----- Source material
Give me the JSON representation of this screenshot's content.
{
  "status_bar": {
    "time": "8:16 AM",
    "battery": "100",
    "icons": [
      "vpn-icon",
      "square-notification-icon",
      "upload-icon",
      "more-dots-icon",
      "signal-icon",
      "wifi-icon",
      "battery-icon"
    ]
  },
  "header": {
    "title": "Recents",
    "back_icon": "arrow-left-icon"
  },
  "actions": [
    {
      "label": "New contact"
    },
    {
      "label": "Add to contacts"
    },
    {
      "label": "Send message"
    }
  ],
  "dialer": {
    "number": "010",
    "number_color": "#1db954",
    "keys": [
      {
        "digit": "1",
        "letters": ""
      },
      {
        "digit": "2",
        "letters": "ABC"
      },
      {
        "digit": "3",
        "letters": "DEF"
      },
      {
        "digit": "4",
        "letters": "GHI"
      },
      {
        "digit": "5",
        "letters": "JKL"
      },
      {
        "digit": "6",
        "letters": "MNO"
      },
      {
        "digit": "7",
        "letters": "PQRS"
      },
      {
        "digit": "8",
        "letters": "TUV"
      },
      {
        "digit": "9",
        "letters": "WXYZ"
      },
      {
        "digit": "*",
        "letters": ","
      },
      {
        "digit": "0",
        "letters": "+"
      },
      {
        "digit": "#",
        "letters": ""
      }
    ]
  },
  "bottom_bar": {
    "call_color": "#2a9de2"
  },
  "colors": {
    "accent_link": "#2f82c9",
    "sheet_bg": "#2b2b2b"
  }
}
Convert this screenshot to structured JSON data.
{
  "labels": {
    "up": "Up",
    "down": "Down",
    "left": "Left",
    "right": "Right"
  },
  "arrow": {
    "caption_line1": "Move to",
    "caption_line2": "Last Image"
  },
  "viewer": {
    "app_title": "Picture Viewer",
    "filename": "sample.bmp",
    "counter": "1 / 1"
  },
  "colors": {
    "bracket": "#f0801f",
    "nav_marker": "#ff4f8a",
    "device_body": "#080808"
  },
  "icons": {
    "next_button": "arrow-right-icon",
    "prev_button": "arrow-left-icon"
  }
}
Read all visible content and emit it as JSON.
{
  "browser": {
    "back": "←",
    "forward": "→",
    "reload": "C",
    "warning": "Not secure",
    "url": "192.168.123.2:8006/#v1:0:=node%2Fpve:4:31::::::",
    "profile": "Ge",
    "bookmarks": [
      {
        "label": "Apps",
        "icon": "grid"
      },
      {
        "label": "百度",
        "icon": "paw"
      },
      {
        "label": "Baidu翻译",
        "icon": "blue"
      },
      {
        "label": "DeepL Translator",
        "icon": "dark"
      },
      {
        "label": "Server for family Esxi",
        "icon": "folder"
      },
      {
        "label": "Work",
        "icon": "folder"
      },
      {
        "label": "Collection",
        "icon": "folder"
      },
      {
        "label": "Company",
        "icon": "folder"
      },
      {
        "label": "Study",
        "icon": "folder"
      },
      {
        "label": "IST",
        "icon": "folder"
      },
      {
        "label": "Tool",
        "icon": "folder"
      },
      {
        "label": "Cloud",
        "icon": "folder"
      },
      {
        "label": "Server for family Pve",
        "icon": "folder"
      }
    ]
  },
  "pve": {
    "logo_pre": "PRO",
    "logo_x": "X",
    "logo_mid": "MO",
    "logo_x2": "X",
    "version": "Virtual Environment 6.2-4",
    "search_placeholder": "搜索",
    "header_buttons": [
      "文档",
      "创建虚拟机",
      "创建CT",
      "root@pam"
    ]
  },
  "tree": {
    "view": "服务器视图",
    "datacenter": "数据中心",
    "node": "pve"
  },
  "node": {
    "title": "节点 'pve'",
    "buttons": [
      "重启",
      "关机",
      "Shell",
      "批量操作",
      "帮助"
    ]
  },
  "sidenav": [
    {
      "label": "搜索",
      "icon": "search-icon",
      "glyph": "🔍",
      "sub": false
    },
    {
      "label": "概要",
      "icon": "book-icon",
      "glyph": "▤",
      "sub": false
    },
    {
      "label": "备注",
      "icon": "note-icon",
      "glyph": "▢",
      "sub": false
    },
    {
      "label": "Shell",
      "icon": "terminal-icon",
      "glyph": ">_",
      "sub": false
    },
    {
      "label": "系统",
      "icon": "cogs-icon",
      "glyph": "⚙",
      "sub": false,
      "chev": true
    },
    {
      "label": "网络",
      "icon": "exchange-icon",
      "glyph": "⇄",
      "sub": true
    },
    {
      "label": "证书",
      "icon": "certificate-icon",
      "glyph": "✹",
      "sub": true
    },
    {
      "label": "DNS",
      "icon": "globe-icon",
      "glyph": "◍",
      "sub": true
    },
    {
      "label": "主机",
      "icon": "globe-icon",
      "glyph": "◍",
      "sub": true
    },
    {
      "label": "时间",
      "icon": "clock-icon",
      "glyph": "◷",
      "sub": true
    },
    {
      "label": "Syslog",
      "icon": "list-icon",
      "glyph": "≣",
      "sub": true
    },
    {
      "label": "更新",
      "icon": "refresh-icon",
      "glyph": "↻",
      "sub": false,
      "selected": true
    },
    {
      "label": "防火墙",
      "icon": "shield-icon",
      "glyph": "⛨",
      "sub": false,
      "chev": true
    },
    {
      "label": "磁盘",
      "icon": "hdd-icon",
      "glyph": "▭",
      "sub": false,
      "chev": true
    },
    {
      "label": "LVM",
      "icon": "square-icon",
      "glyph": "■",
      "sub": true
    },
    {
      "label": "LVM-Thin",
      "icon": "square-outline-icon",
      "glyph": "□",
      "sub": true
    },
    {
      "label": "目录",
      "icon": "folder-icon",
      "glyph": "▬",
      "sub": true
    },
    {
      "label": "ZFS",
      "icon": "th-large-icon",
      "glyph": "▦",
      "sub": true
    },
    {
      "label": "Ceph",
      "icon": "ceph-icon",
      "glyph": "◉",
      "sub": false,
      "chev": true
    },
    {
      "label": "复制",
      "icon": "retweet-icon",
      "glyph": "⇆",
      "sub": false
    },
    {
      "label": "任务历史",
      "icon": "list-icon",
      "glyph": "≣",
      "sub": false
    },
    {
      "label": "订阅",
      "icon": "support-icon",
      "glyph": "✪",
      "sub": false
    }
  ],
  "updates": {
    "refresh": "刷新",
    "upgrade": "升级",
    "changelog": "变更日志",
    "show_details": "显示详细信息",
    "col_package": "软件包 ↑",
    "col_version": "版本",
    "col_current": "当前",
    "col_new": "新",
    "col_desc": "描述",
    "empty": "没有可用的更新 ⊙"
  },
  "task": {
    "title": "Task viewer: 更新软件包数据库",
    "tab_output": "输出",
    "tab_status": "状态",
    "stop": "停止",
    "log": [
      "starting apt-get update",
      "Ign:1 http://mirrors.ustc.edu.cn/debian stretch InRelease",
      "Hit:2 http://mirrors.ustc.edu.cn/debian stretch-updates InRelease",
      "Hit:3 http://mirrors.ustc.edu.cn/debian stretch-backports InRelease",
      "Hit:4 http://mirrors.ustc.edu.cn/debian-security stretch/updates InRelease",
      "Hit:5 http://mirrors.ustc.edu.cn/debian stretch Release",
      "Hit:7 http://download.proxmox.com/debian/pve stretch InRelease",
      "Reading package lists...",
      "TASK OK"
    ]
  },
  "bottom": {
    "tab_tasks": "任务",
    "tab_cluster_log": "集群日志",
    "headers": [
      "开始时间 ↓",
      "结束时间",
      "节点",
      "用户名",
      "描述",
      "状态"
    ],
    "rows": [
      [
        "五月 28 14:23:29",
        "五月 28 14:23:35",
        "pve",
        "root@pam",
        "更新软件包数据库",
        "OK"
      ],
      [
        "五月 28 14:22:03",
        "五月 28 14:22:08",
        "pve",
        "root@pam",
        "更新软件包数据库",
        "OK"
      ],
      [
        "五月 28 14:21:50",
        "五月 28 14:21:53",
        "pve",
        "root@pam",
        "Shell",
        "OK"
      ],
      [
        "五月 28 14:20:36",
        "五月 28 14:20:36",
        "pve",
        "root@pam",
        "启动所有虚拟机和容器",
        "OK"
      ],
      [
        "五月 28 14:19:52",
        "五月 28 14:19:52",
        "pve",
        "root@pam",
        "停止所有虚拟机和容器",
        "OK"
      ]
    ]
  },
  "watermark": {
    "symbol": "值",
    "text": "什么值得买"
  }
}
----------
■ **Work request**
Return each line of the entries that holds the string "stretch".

■ **Answer to this problem**
      "Ign:1 http://mirrors.ustc.edu.cn/debian stretch InRelease",
      "Hit:2 http://mirrors.ustc.edu.cn/debian stretch-updates InRelease",
      "Hit:3 http://mirrors.ustc.edu.cn/debian stretch-backports InRelease",
      "Hit:4 http://mirrors.ustc.edu.cn/debian-security stretch/updates InRelease",
      "Hit:5 http://mirrors.ustc.edu.cn/debian stretch Release",
      "Hit:7 http://download.proxmox.com/debian/pve stretch InRelease",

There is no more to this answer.